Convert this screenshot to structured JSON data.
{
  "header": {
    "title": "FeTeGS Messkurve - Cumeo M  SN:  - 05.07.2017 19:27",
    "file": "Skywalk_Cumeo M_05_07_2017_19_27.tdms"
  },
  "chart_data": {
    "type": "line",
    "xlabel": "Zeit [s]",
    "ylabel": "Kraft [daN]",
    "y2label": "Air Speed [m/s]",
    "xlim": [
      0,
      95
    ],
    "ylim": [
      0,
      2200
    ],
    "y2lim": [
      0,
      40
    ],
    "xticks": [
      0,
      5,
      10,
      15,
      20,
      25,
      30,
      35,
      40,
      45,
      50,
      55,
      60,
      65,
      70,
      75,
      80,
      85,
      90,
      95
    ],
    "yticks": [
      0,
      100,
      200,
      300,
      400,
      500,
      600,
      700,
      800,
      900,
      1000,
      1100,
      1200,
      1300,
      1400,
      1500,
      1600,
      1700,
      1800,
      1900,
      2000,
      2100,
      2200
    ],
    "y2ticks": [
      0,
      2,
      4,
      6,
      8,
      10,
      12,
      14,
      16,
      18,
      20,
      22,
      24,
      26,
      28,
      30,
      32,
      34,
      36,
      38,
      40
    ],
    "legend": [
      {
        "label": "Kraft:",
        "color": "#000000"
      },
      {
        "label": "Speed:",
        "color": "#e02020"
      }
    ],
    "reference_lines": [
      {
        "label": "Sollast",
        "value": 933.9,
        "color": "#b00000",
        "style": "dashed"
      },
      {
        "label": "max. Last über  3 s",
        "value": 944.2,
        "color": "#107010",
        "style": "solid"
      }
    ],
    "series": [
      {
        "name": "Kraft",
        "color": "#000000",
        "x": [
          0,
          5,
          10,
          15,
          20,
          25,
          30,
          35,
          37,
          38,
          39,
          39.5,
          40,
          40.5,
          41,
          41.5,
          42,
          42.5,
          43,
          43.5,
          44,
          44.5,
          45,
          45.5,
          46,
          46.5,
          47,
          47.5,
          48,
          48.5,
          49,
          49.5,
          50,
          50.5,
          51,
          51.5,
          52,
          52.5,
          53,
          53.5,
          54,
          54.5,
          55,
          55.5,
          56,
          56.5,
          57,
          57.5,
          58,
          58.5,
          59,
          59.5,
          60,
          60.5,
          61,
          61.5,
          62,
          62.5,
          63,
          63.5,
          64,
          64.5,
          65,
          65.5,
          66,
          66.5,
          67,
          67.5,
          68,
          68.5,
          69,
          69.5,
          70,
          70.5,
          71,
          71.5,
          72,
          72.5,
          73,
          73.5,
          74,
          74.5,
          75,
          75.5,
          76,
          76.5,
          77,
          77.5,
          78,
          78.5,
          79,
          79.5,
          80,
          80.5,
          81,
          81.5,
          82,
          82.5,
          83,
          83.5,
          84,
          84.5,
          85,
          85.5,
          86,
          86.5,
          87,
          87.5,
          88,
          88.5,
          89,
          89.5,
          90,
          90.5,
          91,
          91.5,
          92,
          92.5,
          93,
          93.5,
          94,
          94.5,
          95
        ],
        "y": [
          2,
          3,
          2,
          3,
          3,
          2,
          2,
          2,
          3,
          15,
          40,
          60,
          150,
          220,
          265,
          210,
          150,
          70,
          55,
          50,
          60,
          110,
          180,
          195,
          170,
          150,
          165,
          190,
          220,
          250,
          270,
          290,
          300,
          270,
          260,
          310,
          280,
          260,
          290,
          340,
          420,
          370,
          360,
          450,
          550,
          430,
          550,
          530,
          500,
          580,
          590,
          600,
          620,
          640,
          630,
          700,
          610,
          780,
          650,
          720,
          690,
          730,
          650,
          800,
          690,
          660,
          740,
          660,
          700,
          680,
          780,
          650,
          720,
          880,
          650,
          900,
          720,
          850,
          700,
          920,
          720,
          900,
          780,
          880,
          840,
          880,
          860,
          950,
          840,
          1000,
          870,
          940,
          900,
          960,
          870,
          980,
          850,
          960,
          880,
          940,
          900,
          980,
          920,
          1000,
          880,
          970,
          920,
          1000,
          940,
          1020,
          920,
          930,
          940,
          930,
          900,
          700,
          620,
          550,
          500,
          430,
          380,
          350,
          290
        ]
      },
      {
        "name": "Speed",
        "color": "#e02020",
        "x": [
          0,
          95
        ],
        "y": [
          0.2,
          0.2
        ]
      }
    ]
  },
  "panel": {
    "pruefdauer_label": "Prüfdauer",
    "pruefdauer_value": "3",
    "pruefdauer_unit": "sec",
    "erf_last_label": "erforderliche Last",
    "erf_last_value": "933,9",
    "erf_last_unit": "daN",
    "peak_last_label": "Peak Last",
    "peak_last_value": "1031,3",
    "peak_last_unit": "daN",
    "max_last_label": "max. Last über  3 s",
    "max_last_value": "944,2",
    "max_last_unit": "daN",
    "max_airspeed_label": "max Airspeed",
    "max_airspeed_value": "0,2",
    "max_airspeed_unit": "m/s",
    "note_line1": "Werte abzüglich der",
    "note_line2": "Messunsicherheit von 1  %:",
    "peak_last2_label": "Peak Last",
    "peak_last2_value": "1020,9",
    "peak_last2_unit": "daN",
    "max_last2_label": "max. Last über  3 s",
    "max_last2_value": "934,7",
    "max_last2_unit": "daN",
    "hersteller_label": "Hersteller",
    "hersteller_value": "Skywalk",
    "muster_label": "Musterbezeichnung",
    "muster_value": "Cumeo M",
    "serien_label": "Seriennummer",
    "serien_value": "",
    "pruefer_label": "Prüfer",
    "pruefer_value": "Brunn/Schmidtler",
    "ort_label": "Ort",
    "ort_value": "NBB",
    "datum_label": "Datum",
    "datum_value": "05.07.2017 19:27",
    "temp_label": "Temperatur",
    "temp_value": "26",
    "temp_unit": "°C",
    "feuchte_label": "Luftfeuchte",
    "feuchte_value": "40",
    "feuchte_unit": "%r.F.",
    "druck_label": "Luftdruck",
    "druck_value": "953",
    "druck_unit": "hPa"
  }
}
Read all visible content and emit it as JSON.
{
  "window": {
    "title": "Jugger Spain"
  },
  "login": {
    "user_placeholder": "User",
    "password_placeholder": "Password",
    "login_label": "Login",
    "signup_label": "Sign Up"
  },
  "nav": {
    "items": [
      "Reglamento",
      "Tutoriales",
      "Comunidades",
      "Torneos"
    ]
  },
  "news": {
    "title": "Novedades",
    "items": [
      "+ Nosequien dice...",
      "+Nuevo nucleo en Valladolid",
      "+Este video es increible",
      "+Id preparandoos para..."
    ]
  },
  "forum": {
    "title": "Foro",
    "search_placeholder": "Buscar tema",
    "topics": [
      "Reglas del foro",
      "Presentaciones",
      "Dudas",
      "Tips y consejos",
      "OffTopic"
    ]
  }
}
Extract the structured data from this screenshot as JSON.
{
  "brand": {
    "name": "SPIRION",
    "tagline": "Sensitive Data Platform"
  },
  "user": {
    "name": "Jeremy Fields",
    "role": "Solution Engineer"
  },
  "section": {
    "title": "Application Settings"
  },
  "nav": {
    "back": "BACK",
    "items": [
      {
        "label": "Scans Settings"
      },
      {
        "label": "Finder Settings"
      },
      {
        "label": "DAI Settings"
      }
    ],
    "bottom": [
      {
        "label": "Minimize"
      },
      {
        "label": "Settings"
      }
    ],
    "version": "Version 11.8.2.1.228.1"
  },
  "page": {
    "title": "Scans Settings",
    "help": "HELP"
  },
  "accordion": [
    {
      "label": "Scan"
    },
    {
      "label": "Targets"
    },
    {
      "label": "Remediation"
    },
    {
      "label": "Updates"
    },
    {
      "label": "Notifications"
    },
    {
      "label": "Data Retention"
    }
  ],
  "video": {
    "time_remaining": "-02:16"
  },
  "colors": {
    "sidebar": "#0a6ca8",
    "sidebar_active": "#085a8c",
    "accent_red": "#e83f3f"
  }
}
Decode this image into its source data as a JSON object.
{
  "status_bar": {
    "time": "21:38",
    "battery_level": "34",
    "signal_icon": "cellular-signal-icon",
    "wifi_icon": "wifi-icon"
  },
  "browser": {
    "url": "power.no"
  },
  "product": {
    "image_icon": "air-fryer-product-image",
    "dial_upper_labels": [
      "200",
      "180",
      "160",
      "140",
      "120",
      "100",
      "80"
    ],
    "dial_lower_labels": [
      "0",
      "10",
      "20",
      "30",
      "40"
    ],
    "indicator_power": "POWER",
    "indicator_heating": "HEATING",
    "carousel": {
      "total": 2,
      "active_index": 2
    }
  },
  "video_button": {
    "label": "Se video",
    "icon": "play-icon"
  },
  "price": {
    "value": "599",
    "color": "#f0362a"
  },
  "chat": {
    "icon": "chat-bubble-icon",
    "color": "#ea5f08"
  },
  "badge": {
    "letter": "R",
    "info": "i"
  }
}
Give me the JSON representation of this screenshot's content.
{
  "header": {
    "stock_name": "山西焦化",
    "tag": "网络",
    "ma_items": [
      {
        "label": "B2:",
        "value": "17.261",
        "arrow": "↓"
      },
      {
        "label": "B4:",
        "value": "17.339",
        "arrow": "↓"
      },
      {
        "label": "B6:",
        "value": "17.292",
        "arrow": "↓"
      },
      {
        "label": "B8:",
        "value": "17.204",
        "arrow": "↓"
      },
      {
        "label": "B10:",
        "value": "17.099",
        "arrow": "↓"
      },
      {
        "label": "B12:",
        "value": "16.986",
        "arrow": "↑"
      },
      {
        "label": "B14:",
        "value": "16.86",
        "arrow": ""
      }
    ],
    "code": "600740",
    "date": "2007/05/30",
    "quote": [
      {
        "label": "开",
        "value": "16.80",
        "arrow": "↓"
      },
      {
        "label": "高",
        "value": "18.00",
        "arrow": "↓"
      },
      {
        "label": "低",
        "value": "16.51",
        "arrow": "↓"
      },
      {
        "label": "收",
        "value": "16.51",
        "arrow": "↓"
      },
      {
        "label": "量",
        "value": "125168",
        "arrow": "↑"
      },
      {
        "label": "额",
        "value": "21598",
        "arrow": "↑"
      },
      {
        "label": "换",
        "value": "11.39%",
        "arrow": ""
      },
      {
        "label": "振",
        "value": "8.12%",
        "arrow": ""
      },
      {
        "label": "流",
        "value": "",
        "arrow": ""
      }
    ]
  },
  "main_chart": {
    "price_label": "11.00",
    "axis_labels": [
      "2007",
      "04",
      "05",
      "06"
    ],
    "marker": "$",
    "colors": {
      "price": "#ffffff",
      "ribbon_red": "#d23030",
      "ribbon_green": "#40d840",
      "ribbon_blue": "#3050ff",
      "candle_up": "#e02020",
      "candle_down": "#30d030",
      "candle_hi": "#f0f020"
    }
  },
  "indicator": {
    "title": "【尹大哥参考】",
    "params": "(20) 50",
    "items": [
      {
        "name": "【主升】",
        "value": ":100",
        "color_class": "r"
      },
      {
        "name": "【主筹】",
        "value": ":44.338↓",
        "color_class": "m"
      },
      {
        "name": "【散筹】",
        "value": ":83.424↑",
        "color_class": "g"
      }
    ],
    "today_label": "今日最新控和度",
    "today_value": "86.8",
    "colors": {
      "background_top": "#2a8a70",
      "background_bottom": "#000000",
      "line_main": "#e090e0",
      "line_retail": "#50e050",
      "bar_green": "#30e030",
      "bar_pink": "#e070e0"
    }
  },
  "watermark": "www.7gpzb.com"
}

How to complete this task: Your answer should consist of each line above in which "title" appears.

Written solution:
    "title": "FeTeGS Messkurve - Cumeo M  SN:  - 05.07.2017 19:27",
    "title": "Jugger Spain"
    "title": "Novedades",
    "title": "Foro",
    "title": "Application Settings"
    "title": "Scans Settings",
    "title": "【尹大哥参考】",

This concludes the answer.